In addition to more foreplay and discussions of safer sex practices, O’Reilly says she’d like to see more movies with sex scenes that include varied depictions in terms of body types, abilities, skin color, gender identity, sexual orientation, sex acts, clarification of boundaries, expressions of specific desires, the use of lube, and conversations about what people want to do sexually.

She also says including a range of ages would make sense.

“Sex can get better with age, experience, and confidence. Unfortunately, depictions of sexual relationships are often limited to younger (and skinny, white, straight, monogamous) folks in Hollywood films,” O’Reilly said. “Sex among older folks is often rendered invisible or treated as comical in movies.”

Including challenges that occur in real life would resonate with many moviegoers, she adds.

“Difficulty getting in the mood, mismatched libidos, rapid and/or delayed orgasm, interruptions, erectile issues, practical issues (e.g., kids in the next room), exhaustion, boredom, and a lack of interest in sex,” O’Reilly said.

Until Hollywood makes these changes, Basford says to avoid comparing yourself to actors in any respect, because you’ll likely feel insecure about the way you look, move, and “perform” in the bedroom.

“Hollywood scenes are highly produced. They adjusted the lighting, they’ve spent hours on hair, makeup, and styling. They’ve rehearsed over and over again.

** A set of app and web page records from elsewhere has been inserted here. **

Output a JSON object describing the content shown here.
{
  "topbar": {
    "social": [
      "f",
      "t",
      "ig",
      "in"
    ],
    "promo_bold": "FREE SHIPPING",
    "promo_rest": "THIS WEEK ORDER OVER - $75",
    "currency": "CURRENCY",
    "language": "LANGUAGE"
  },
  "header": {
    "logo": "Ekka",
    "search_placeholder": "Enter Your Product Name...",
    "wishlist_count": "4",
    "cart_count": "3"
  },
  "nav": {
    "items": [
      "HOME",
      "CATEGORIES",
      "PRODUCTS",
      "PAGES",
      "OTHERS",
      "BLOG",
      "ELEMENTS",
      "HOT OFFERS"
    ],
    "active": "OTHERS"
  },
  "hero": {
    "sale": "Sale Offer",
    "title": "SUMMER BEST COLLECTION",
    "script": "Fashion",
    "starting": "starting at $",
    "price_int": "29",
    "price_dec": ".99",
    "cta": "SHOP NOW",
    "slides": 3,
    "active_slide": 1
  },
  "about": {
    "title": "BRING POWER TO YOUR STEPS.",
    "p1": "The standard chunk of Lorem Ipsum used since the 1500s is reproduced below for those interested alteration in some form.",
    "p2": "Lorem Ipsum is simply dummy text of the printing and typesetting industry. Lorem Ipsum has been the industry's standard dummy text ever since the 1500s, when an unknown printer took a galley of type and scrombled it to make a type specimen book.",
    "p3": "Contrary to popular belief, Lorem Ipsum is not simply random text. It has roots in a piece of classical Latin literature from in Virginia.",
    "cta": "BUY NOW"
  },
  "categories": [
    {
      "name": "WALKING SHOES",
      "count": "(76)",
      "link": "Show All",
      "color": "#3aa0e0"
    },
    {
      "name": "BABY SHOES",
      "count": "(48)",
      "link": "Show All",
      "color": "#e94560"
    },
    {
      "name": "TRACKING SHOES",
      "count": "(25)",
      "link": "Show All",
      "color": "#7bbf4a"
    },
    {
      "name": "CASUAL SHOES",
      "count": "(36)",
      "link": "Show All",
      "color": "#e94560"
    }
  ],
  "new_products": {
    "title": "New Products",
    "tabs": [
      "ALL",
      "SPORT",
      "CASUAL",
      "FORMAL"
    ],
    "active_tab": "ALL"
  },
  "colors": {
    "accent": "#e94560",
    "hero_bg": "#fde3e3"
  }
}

They’ve adjusted the camera angles, and they’ve edited out most of the footage. More importantly, the actors are performing rather than experiencing the scene,” Basford said. “In real life, you want to experience sex and likely don’t want it to be a performance.”

She added, “When you view sex as a performance, it’s easy to lose sight of some of the key benefits — especially pleasure and connection.”

Cathy Cassata is a freelance writer who specializes in stories about health, mental health, and human behavior. She has a knack for writing with emotion and connecting with readers in an insightful and engaging way. Read more of her work here.